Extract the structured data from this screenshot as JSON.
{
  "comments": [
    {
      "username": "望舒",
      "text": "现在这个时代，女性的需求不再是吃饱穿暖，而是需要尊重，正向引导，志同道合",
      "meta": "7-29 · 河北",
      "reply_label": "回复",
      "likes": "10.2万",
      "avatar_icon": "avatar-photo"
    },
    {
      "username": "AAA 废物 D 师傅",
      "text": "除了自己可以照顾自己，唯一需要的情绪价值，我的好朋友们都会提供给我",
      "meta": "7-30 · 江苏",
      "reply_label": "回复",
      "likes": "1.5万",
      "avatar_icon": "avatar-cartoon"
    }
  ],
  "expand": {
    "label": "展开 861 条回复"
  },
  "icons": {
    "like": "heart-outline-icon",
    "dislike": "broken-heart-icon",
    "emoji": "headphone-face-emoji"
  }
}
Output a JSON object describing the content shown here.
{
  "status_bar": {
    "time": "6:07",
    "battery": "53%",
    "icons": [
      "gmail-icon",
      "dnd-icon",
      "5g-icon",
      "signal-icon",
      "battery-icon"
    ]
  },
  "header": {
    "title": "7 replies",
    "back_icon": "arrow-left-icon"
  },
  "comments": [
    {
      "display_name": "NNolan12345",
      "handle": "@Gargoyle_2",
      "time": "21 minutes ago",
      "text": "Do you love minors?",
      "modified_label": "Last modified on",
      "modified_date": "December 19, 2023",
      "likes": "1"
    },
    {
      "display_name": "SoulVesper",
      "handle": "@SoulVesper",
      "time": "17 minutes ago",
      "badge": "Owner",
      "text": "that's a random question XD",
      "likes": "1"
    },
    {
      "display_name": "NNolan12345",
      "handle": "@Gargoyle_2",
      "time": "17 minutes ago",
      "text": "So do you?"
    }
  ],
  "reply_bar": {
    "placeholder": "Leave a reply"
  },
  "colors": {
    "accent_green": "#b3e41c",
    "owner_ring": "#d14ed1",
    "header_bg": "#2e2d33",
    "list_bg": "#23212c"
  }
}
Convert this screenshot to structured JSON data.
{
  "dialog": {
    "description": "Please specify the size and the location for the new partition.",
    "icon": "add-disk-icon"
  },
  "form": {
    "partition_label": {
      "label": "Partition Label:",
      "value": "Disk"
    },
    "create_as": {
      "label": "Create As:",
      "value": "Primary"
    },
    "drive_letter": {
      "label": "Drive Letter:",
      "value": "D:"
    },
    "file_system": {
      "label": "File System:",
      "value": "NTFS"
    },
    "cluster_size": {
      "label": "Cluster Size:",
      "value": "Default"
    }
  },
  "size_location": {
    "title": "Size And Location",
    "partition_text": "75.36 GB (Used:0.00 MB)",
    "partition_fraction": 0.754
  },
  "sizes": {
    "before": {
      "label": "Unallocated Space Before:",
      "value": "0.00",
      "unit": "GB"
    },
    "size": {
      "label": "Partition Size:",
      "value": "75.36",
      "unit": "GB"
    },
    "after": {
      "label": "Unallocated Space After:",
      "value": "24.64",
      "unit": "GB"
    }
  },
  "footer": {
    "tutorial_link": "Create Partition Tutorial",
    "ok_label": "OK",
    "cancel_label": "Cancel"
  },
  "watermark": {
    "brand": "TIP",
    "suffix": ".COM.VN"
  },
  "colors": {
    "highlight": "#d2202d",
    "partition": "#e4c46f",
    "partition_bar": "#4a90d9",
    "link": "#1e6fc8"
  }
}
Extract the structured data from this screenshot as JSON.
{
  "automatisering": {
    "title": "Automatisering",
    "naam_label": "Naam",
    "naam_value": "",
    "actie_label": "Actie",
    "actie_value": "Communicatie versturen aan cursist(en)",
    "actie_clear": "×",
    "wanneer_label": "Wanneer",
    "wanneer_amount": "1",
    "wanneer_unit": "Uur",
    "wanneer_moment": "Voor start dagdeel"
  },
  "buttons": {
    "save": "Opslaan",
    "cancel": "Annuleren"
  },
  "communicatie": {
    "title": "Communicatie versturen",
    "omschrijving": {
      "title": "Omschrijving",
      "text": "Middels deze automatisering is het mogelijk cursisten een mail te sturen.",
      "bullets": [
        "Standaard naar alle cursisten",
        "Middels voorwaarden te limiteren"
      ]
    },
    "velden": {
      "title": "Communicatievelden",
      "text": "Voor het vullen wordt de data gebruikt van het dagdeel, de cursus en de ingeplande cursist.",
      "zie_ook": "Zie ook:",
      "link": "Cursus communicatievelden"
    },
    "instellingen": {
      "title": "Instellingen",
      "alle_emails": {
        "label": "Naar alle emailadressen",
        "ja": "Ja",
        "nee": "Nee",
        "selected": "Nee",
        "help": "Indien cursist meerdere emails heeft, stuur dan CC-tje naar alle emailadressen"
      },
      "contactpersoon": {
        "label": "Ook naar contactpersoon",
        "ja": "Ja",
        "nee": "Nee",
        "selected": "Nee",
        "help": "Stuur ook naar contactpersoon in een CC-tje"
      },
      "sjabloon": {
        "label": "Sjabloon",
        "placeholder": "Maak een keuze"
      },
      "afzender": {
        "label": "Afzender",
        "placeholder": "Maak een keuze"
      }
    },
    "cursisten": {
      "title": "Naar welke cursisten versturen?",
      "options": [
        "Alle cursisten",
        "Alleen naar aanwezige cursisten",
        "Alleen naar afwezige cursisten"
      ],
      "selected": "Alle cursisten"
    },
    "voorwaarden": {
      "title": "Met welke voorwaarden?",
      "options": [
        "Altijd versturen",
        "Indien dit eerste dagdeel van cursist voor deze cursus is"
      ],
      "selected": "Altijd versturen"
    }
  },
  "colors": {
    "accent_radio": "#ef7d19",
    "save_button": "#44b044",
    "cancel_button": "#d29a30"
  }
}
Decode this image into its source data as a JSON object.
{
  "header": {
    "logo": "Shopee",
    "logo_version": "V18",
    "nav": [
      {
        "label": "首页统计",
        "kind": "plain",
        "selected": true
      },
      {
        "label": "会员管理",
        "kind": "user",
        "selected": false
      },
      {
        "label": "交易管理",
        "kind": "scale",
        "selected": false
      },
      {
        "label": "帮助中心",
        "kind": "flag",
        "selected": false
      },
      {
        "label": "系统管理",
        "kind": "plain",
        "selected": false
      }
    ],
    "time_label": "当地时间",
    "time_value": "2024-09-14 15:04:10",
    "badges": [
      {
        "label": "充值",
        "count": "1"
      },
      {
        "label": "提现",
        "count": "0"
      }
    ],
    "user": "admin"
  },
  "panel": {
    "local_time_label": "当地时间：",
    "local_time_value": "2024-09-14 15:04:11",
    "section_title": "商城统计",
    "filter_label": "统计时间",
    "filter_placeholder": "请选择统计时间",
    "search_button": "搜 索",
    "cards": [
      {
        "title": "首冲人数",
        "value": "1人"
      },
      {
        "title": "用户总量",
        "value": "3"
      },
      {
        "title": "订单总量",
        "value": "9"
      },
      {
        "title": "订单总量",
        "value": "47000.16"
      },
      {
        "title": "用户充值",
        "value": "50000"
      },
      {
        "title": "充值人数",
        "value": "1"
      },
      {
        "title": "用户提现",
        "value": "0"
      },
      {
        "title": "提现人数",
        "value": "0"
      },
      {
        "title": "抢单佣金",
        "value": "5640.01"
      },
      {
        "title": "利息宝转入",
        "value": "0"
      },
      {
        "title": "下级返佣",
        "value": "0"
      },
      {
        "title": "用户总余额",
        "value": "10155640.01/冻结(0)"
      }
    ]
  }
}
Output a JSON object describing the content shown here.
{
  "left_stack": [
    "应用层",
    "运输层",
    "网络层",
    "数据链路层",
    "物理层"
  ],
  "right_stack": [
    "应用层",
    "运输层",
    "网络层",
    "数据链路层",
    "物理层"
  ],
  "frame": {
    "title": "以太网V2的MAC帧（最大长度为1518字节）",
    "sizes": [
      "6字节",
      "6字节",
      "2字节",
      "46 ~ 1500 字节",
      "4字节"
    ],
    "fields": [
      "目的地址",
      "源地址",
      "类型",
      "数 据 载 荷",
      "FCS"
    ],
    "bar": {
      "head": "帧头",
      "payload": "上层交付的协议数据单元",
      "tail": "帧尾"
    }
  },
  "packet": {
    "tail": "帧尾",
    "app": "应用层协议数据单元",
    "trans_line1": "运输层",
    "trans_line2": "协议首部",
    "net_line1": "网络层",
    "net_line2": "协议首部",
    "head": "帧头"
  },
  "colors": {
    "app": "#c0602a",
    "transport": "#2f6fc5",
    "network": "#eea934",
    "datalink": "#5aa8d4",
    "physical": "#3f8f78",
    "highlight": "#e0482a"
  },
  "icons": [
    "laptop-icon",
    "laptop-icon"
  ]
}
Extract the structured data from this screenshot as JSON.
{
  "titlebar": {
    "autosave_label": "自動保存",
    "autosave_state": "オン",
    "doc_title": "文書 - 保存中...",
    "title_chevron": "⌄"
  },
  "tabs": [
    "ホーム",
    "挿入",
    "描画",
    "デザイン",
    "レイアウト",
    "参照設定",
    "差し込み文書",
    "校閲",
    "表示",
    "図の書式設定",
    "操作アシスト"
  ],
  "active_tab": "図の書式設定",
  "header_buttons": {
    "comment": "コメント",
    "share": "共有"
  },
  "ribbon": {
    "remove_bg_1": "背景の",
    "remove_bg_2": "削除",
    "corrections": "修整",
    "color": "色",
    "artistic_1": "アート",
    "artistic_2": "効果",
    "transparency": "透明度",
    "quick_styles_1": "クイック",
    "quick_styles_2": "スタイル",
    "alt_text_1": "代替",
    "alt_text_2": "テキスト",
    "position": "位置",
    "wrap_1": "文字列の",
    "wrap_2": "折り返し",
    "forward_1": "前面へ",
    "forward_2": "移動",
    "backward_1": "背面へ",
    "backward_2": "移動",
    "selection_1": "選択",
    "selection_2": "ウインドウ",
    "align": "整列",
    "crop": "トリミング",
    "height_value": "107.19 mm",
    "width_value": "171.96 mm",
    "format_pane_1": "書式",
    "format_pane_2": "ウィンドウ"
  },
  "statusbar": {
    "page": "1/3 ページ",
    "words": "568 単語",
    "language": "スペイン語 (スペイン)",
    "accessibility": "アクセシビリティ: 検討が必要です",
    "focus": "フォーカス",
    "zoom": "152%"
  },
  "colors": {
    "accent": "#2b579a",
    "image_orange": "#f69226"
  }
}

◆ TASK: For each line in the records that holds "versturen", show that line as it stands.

◆ TASK RESPONSE:
    "actie_value": "Communicatie versturen aan cursist(en)",
    "title": "Communicatie versturen",
      "title": "Naar welke cursisten versturen?",
        "Altijd versturen",
      "selected": "Altijd versturen"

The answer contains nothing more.